Everything You Need to Know About Boating Accident Laws in Tennessee
Tennessee is one of the leading states in terms of recreational waterways, due to the fact that there are many lakes and rivers in the state that people enjoy spending time on. Even though most people try to be as safe as possible, accidents do happen. That’s why there are specific boating laws in Tennessee set in place. We want to talk about everything you need to know about boating accident laws in Tennessee and how you can stay safe.
Requirements for Being Out on the Water
In order to operate a boat on any river or lake, a Tennessee resident born after January 1, 1989 must have a Boating Safety Education Certificate to show completion of the TWRA Boating Safety exam. To legally be out on the water, you need a Tennessee Certificate of Number, also known as a registration card, and validation decals. Every boat must have at least 1 USCG-approved, wearable personal flotation device and 1 throwable personal flotation device.
In Tennessee, the boating law states that it is unlawful to operate a boat in a reckless or negligent manner. Reckless operation is defined as “any act that endangers the life, limb, or property of another person.” Here are examples of illegal reckless operation of a boat:
•Operating a boat in a swimming area
•Weaving the boat through congested waterway traffic
•Steering towards an object or person and swerving at the last possible moment to avoid collision
•Jumping in the wake of another boat in a way that endangers life, safety, or property
•Disturbing wildlife with your boat
Something else that is considered unlawful operation is when drivers use improper speed or distance. Some examples of this unlawful behavior include:
•Operating at an excessive speed in a crowded area or in an area with restricted visibility
•Making a boat go at a greater speed than “slow, no wake speed” in areas that have been marked as “no wake”
•Operating at greater than “idle speed” within 300 feet of a commercial vessel dock
•Jumping the wake of another vessel within 100 feet of the vessel
Other examples of unlawful operation include obstructing navigation of another vessel.
Boating Under the Influence
Just like with driving, it is illegal to operate a boat while being under the influence of drugs and alcohol. Alcohol and drugs can cause impaired balance, blurry vision, poor coordination, impaired judgement, and many other aspects you need to have when operating a vessel. According to the TN Boating Handbook, alcohol is a major factor in boating accidents. Find out what else contributes to boat accidents here.
What to Do if You’re in a Boating Accident
According to the boating accident laws in Tennessee, if you are in an accident, you must immediately stop your vessel at the scene. You should assist anyone who is injured unless doing so would endanger other passengers or the vessel.
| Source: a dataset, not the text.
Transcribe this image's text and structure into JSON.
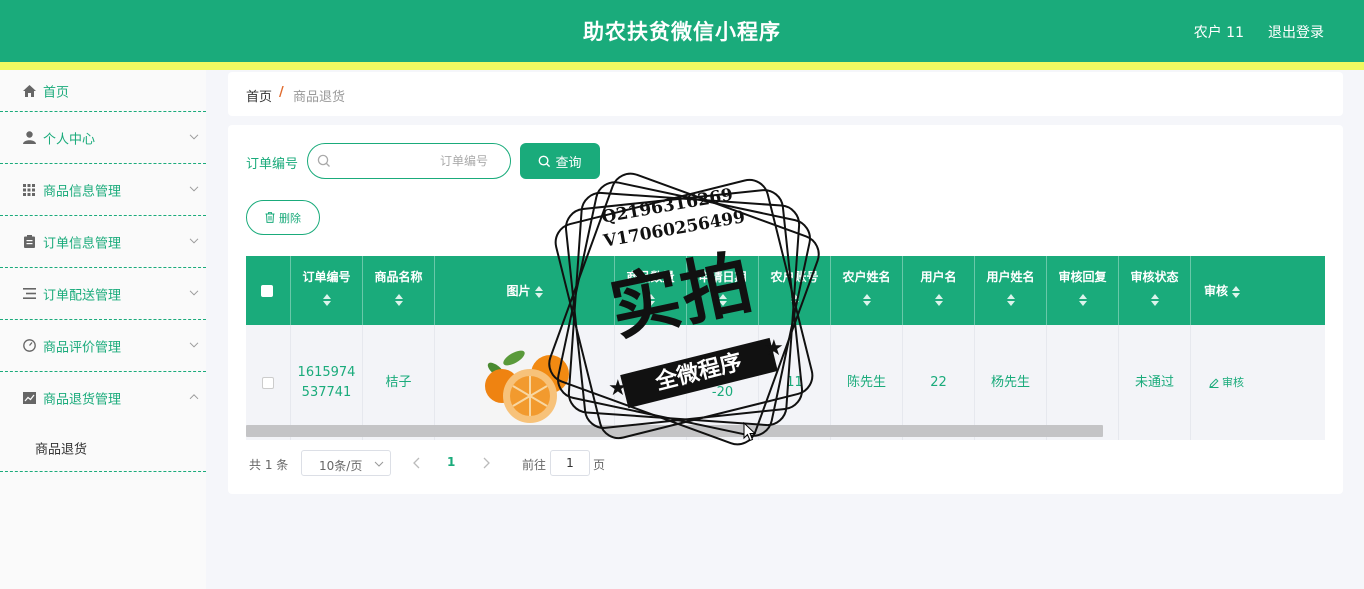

Everyone who is involved in a boating accident must immediately contact TWRA. The operator of the boat must also file a written report with TWRA. This accident report must be filed within 48 hours if a person dies or disappears or someone requires medical treatment beyond first aid. If damages exceed $2,000, the accident must be reported within 10 days.
Not reporting a boating accident is considered illegal in Tennessee and can result in prosecution by the TWRA. A report from a boating accident can be used in a civil case.
Now you know more about the boating accident laws in Tennessee. Have you been in a boating accident? Reach out to one of our personal injury lawyers today to see how they can help you.